Here is the Totoya Ramen, which I finally got around to trying while spending a fun father-and-son half-day in the Market with my two year old. I quite enjoyed the soup except that the broth seemed kind of boring -- basically simple dashi with a heavy dose of soy sauce. To spice things up, they offered a shaker of pre-ground pepper rather than the chili-sesame-orange sprinkle that has accompanied udon/soba soups at other Japanese restaurants. I don't know if this is a universal difference between ramen and udon/soba or if the shaker of black pepper is unique to this restaurant. I do make a tastier broth for breakfast at work using chicken bouillon powder, tom yum paste, sesame chili oil, dried chives, and fried onions, but then I don't call it ramen. ;-)

As for the other ingredients, the noodles were excellent and I especially liked the pink slivers of pickled ginger. The homemade BBQ pork wasn't my thing -- in fact, when I first bit into it my impression was of a tough slice of overcooked salmon.

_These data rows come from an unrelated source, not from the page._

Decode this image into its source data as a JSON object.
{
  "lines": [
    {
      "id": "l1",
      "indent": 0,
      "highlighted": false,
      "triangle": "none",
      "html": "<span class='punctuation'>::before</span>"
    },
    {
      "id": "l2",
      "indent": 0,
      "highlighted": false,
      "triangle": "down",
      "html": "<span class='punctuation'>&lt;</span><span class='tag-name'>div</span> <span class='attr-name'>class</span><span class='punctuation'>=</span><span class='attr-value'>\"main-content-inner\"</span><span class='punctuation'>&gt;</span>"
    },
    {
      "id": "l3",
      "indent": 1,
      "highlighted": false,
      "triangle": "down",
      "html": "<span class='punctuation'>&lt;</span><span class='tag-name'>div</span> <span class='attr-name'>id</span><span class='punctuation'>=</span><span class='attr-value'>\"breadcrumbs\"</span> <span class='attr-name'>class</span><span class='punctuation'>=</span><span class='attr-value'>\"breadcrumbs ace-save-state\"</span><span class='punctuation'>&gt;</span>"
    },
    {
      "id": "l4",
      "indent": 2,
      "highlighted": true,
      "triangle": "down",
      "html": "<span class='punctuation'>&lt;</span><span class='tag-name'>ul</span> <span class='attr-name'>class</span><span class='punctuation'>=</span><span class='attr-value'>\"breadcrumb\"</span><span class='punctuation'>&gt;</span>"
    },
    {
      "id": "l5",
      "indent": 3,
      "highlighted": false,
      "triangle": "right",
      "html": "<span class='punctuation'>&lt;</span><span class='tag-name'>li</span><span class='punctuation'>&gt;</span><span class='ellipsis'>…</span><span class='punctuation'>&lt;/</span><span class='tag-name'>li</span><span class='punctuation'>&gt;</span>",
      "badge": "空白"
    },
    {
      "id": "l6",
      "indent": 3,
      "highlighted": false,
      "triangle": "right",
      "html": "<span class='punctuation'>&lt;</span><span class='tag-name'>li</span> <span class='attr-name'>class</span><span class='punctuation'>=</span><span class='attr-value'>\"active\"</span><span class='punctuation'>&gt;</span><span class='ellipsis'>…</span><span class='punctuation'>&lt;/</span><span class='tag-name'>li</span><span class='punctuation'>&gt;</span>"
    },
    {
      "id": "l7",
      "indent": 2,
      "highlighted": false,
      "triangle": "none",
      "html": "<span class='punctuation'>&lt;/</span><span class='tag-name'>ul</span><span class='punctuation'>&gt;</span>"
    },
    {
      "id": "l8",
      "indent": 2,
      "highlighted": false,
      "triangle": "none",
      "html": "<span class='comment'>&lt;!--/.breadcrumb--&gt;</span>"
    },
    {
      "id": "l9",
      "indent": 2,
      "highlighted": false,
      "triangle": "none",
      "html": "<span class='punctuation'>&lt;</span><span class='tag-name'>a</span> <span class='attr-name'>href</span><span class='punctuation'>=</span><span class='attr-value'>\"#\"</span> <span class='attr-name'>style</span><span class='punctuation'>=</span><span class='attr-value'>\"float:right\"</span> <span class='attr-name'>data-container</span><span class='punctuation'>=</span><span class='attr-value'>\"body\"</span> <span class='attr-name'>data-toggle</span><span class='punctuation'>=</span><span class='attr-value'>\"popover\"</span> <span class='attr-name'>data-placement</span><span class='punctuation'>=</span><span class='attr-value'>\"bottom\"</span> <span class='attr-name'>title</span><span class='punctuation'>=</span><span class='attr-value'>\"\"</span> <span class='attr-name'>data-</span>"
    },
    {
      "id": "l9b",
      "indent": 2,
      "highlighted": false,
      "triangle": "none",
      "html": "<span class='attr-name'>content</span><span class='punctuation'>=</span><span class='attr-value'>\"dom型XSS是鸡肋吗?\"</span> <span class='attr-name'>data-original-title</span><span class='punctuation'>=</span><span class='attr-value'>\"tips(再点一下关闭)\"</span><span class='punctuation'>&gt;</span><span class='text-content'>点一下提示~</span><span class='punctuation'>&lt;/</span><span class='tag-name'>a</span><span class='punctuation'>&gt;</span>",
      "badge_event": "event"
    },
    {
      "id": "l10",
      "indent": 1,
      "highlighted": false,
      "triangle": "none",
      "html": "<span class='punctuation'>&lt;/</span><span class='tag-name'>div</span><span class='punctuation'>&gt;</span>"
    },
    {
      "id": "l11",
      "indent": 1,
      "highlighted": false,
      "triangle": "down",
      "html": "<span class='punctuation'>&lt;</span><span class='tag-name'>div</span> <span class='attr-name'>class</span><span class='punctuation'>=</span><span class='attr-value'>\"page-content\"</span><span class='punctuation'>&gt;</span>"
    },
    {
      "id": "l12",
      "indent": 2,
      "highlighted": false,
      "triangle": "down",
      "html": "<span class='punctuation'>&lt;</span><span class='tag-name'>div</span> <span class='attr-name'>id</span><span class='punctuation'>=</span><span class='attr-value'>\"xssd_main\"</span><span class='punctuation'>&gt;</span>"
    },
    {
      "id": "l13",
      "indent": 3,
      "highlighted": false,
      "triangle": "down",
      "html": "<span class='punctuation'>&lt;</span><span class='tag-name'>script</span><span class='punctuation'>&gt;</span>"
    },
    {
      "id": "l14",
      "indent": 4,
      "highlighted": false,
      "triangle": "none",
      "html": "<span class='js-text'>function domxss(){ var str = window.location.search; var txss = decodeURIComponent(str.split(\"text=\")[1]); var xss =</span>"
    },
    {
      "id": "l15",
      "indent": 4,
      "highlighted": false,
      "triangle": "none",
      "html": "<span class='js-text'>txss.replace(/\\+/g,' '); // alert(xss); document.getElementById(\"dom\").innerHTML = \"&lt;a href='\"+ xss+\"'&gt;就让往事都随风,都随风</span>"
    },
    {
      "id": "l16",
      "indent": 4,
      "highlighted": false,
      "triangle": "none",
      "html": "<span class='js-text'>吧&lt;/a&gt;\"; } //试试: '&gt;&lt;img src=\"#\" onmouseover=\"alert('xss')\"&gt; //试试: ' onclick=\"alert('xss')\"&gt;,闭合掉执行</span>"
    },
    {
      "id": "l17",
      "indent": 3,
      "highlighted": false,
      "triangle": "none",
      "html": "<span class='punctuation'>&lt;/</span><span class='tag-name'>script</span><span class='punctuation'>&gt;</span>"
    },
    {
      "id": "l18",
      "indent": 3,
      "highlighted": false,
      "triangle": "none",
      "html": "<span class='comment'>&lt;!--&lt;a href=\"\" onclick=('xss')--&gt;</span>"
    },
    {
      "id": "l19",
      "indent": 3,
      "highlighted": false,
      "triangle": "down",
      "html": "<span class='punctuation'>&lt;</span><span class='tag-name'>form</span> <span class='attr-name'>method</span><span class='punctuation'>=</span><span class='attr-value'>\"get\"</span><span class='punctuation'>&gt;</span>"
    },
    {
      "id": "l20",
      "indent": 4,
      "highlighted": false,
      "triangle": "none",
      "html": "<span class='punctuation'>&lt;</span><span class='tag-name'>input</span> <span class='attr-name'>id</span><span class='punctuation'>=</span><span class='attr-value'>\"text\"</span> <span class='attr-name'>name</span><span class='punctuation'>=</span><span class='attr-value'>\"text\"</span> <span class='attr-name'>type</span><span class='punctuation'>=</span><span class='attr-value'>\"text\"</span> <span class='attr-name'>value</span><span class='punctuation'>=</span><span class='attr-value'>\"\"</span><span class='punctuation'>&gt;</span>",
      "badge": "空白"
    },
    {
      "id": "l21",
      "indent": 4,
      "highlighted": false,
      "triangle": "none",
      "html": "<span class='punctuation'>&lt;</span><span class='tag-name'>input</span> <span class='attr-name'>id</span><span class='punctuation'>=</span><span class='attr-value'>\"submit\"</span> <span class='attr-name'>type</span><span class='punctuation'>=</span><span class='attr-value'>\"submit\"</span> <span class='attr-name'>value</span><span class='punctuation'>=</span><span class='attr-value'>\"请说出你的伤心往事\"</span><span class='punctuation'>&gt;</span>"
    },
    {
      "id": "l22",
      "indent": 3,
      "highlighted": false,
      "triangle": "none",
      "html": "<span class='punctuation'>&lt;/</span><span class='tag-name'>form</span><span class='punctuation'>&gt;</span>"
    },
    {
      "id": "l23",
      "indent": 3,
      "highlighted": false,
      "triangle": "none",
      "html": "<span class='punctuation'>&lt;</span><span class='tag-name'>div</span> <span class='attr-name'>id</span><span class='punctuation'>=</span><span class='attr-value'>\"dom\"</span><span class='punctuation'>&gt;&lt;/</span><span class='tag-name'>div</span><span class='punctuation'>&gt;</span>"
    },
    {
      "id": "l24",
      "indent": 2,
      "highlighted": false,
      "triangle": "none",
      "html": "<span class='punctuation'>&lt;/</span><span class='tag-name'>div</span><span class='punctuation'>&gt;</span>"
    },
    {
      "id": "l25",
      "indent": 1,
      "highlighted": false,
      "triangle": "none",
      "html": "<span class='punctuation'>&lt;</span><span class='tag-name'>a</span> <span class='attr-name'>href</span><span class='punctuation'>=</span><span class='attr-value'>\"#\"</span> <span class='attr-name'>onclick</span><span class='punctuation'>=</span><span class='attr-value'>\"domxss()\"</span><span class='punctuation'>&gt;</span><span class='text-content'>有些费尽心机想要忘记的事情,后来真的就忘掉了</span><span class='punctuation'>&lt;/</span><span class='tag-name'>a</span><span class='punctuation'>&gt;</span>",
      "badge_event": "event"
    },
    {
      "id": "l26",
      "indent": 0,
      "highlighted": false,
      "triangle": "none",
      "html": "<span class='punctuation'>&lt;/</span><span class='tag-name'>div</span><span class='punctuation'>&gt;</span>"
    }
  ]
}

2006 Nov 19
Is there another place in Ottawa where you can get authentic ramen? If so, I haven't found it. The sushi I've had at Totoya has been just okay, but the ramen is fantastic: chewy fresh noodles topped with homemade BBQ pork, hard-boiled egg, seaweed, bamboo shoots, spinach and pickled ginger, in a super-tasty soy-based broth. I've eaten ramen at noodle counters in Tokyo, and this stuff would hold its own. It is, unfortunately, not cheap--about $12 for a big filling bowl--and available only at lunch time. But it's worth it. I'm also a bit worried that this place might not stay in business for long--it's often empty or near empty when I've gone. I would hate to lose my ramen source, so I encourage everyone to go slurp a bowl!


2007 Feb 24
The edamame were of good quality, served piping hot and sprinkled with a light dusting of snowflake-like salt. My son is a big fan of these and charmed the server by telling her, "I love edda-mommy!" when she brought them. :-)